Sikh communities in Yuba City and nearby Sacramento date back more than a century, when Punjabi communities who had settled in England began immigrating to California. Some of the first Sikhs in Yuba City helped build Southern Pacific Railroad, and the Yuba City-Marysville area has about 40,000 Sikhs today.
About half of the country’s 500,000 Sikhs are estimated to live in California, with the majority of those in the northern part of the state, including the Bay Area.
Members of the faith have been targets of abuse and violence since the Sept. 11, 2001, attacks, apparently mistaken for Muslims. Sikhs in Sacramento still recall Sept. 15, 2011, when a Sikh gas station manager in Meza, Ariz., was shot after a man said he wanted to “go out and shoot some towel heads” to get revenge against Osama bin Laden.
The community came together in mourning in 2012 when a white supremacist killed six Sikhs during a shooting rampage in Oak Creek, Wis. Two elderly Sikh men were killed in a drive-by shooting six years ago in nearby Elk Grove.
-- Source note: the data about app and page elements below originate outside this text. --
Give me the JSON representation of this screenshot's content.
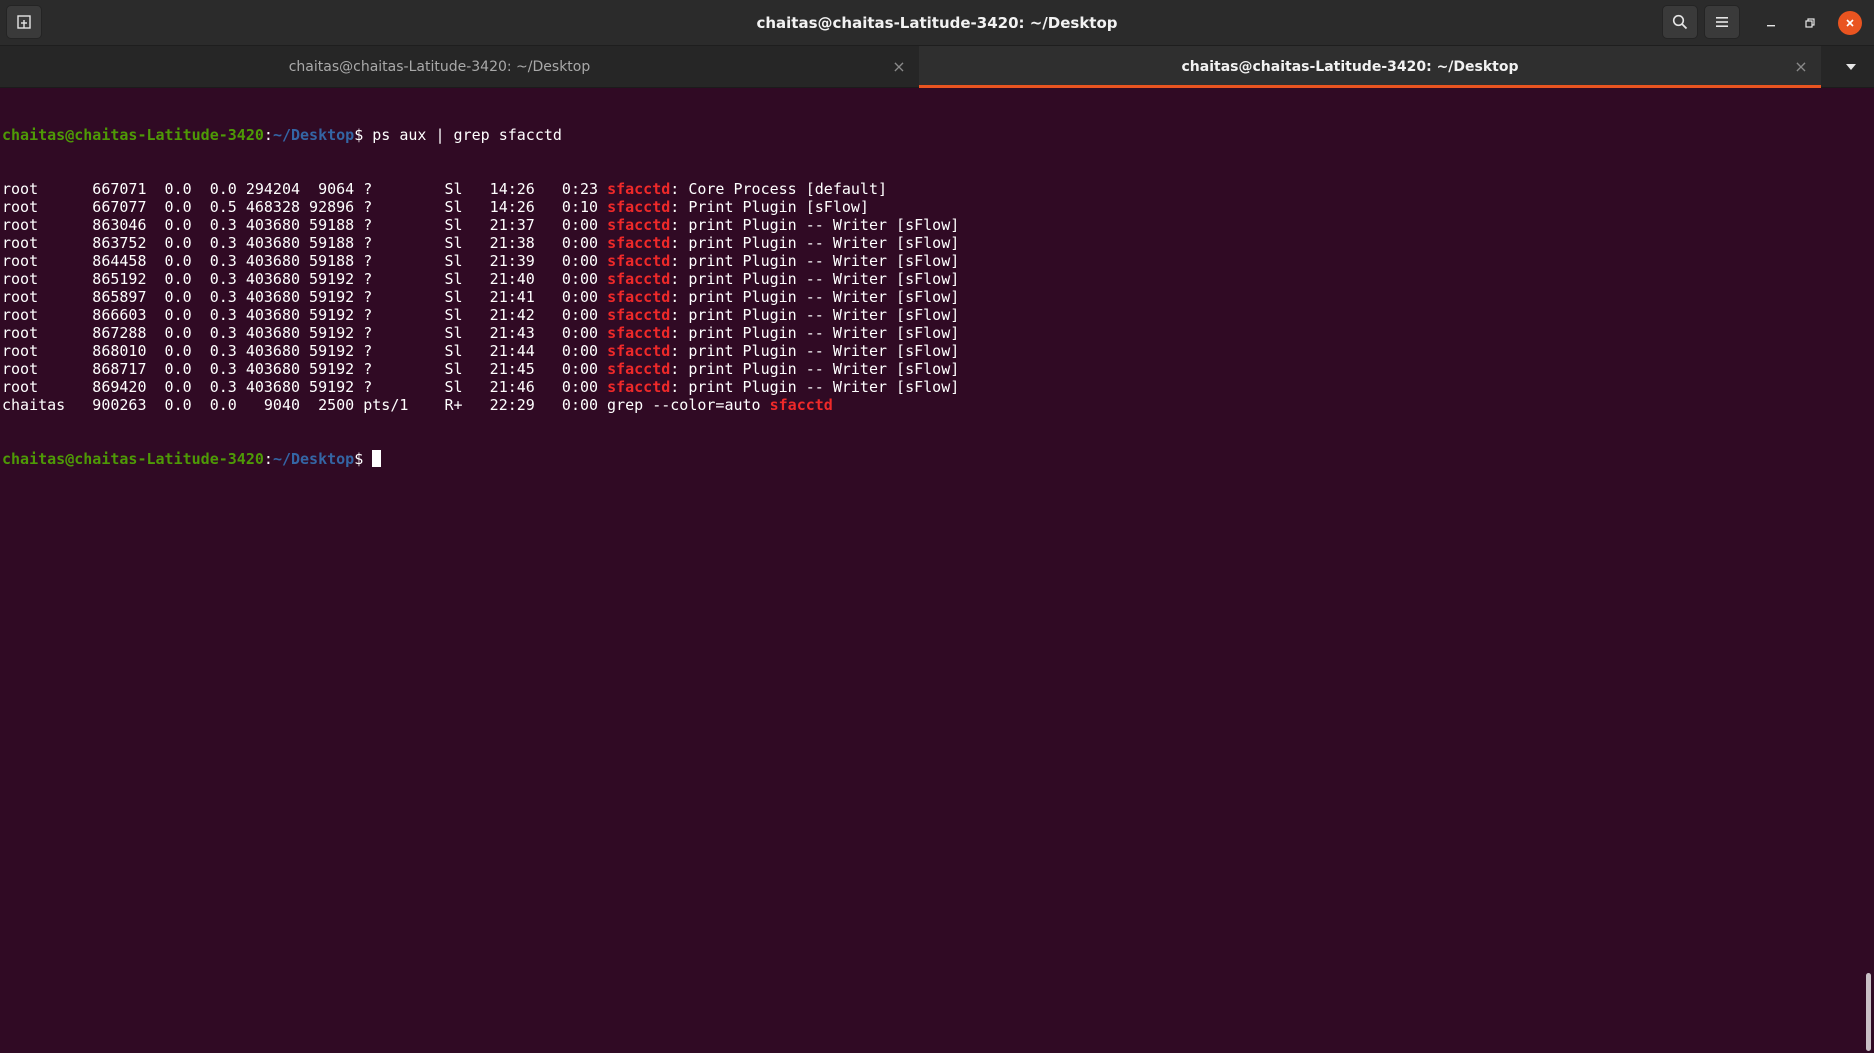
{
  "window": {
    "title": "chaitas@chaitas-Latitude-3420: ~/Desktop"
  },
  "tabs": [
    {
      "label": "chaitas@chaitas-Latitude-3420: ~/Desktop",
      "active": false,
      "close": "×"
    },
    {
      "label": "chaitas@chaitas-Latitude-3420: ~/Desktop",
      "active": true,
      "close": "×"
    }
  ],
  "colors": {
    "background": "#300a24",
    "prompt_user": "#4e9a06",
    "prompt_path": "#3465a4",
    "grep_match": "#ef2929",
    "active_tab_accent": "#e95420"
  },
  "icons": {
    "new_tab": "new-tab-icon",
    "search": "search-icon",
    "menu": "hamburger-menu-icon",
    "minimize": "minimize-icon",
    "maximize": "maximize-icon",
    "close": "close-icon",
    "tab_overflow": "chevron-down-icon"
  },
  "terminal": {
    "prompt": {
      "user_host": "chaitas@chaitas-Latitude-3420",
      "colon": ":",
      "path": "~/Desktop",
      "dollar": "$"
    },
    "command": " ps aux | grep sfacctd",
    "output": [
      {
        "pre": "root      667071  0.0  0.0 294204  9064 ?        Sl   14:26   0:23 ",
        "match": "sfacctd",
        "post": ": Core Process [default]"
      },
      {
        "pre": "root      667077  0.0  0.5 468328 92896 ?        Sl   14:26   0:10 ",
        "match": "sfacctd",
        "post": ": Print Plugin [sFlow]"
      },
      {
        "pre": "root      863046  0.0  0.3 403680 59188 ?        Sl   21:37   0:00 ",
        "match": "sfacctd",
        "post": ": print Plugin -- Writer [sFlow]"
      },
      {
        "pre": "root      863752  0.0  0.3 403680 59188 ?        Sl   21:38   0:00 ",
        "match": "sfacctd",
        "post": ": print Plugin -- Writer [sFlow]"
      },
      {
        "pre": "root      864458  0.0  0.3 403680 59188 ?        Sl   21:39   0:00 ",
        "match": "sfacctd",
        "post": ": print Plugin -- Writer [sFlow]"
      },
      {
        "pre": "root      865192  0.0  0.3 403680 59192 ?        Sl   21:40   0:00 ",
        "match": "sfacctd",
        "post": ": print Plugin -- Writer [sFlow]"
      },
      {
        "pre": "root      865897  0.0  0.3 403680 59192 ?        Sl   21:41   0:00 ",
        "match": "sfacctd",
        "post": ": print Plugin -- Writer [sFlow]"
      },
      {
        "pre": "root      866603  0.0  0.3 403680 59192 ?        Sl   21:42   0:00 ",
        "match": "sfacctd",
        "post": ": print Plugin -- Writer [sFlow]"
      },
      {
        "pre": "root      867288  0.0  0.3 403680 59192 ?        Sl   21:43   0:00 ",
        "match": "sfacctd",
        "post": ": print Plugin -- Writer [sFlow]"
      },
      {
        "pre": "root      868010  0.0  0.3 403680 59192 ?        Sl   21:44   0:00 ",
        "match": "sfacctd",
        "post": ": print Plugin -- Writer [sFlow]"
      },
      {
        "pre": "root      868717  0.0  0.3 403680 59192 ?        Sl   21:45   0:00 ",
        "match": "sfacctd",
        "post": ": print Plugin -- Writer [sFlow]"
      },
      {
        "pre": "root      869420  0.0  0.3 403680 59192 ?        Sl   21:46   0:00 ",
        "match": "sfacctd",
        "post": ": print Plugin -- Writer [sFlow]"
      },
      {
        "pre": "chaitas   900263  0.0  0.0   9040  2500 pts/1    R+   22:29   0:00 grep --color=auto ",
        "match": "sfacctd",
        "post": ""
      }
    ]
  }
}
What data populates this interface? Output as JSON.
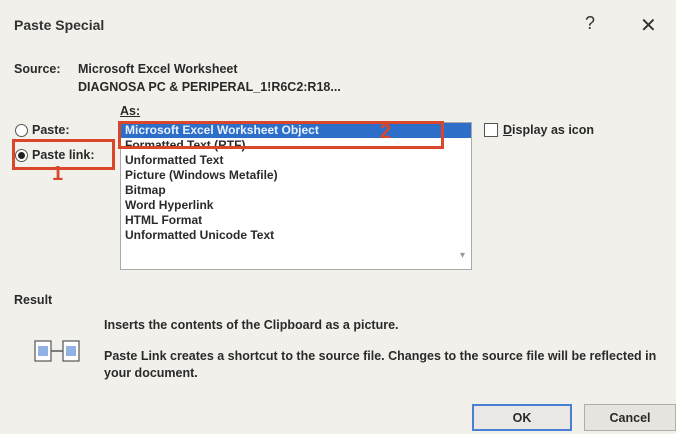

The crime remains unsolved.
They’ve also faced challenges of a different sort.
The Rio Linda temple has been attempting for years to forge ahead with plans to replace its prayer hall with a new, 12,000-square foot building with golden domes, but has run into repeated complaints from neighbors who’ve shown up at community planning board meetings to oppose the project. Neighbors have said they’re concerned about parking and drainage, but temple members have wondered whether they’re more concerned about religion.
But in the Sikh faith, “you can’t expect people to do good to you only because you do good to them. It is not a trade,” Sood said. “But there is a balance that will naturally happen.”
On Tuesday, officials lifted mandatory evacuation orders for area south of the Oroville Dam, though residents were warned they could be forced to evacuate again.
A few hours after finding out he could go home to Olivehurst, Guillermo Cervantes said he would take his time in returning. He was hoping to avoid traffic, so he stayed back with his wife and kids after his older brother, Juan, left.
Inside the temple, with few evacuees remaining, C